By the numbers:

  • Nearly 50 million metric tons of carbon dioxide emissions could be captured and stored underground annually by 2030 on U.S. power plants fueled by coal and natural gas, the report found.
  • That’s equivalent to taking 7 million cars off the road.
  • The tax credit encourages 3% of America’s fossil-fuel electricity to use carbon-capture technology — most of that on existing coal plants.
  • It has virtually zero impact on developing electricity from renewable energy.

What’s next: Deepika Nagabhushan, an expert at the group and lead author of the report, says the tax could help the U.S. get more than two-thirds of the way toward achieving goals by the International Energy Agency, but guidance is needed from the IRS to really encourage more investment.

Go deeper:

Go deeper

6 hours ago - Politics & Policy

Rahm Emanuel floated for Transportation secretary

Rahm Emanuel. Photo: Joshua Lott for The Washington Post via Getty Images

President-elect Biden is strongly considering Rahm Emanuel to run the Department of Transportation, weighing the former Chicago mayor’s experience on infrastructure spending against concerns from progressives over his policing record.

Why it matters: The DOT could effectively become the new Commerce Department, as infrastructure spending, smart cities construction and the rollout of drone-delivery programs take on increasing economic weight.

6 hours ago - Politics & Policy

Biden turns to experienced hands for White House economic team

Illustration: Sarah Grillo/Axios

Joe Biden plans to announce Cecilia Rouse and Brian Deese as part of his economic team and Neera Tanden to head the Office of Management and Budget, sources tell Axios.

Why it matters: These are experienced hands. Unveiling a diverse group of advisers also may draw attention away from a selection of Deese to run the National Economic Council.
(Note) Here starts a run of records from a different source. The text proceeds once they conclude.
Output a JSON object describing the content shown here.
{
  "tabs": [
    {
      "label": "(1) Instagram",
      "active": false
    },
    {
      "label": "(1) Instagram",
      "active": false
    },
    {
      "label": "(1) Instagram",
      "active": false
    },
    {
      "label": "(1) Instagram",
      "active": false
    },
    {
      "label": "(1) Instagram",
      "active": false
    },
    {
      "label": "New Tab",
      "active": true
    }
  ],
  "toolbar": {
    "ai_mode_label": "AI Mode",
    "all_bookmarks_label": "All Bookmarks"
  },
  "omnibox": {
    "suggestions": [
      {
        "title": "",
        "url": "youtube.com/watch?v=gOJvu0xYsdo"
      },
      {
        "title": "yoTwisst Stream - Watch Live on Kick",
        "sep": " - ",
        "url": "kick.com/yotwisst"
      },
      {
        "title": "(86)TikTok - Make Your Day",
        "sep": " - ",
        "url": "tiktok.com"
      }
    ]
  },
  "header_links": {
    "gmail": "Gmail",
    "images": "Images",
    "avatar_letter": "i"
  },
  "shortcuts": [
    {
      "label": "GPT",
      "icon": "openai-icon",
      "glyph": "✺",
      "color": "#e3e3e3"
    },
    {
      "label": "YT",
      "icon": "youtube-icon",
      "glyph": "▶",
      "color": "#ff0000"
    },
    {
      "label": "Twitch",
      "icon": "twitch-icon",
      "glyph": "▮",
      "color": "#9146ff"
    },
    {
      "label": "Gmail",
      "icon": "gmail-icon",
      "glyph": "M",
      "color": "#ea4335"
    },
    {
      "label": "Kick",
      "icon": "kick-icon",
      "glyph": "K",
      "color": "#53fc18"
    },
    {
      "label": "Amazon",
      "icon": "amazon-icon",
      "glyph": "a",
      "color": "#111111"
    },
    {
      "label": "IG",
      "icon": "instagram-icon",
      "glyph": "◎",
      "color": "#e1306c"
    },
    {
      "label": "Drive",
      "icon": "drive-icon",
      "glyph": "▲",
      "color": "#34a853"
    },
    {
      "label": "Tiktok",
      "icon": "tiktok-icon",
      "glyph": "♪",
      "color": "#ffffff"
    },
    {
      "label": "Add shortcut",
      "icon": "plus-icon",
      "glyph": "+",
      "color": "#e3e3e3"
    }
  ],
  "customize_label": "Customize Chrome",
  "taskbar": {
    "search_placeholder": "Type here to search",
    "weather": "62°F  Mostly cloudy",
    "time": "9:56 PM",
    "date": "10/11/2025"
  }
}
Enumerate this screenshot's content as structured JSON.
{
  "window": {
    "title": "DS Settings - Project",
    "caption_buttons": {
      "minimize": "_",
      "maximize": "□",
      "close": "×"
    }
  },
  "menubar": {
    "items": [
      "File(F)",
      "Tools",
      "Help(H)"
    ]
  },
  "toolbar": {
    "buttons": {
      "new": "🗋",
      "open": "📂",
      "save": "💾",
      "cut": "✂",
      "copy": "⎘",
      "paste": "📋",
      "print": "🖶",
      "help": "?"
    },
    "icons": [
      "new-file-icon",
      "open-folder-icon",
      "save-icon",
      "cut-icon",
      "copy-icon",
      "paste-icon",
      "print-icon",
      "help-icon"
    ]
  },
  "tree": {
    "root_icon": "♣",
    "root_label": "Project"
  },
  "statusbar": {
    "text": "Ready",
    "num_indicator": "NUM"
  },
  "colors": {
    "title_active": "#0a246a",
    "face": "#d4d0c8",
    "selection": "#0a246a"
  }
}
Some progressives have criticized his work at BlackRock, the world's largest asset management firm.

Biden taps former Obama communications director for press secretary

Photo: Mark Makela/Getty Images

Jen Psaki, who previously served as Obama's communications director, will serve as President-elect Joe Biden's press secretary, the transition team announced Sunday.

The big picture: All of the top aides in Biden's communication staff will be women, per the Washington Post, which first reported Psaki's appointment.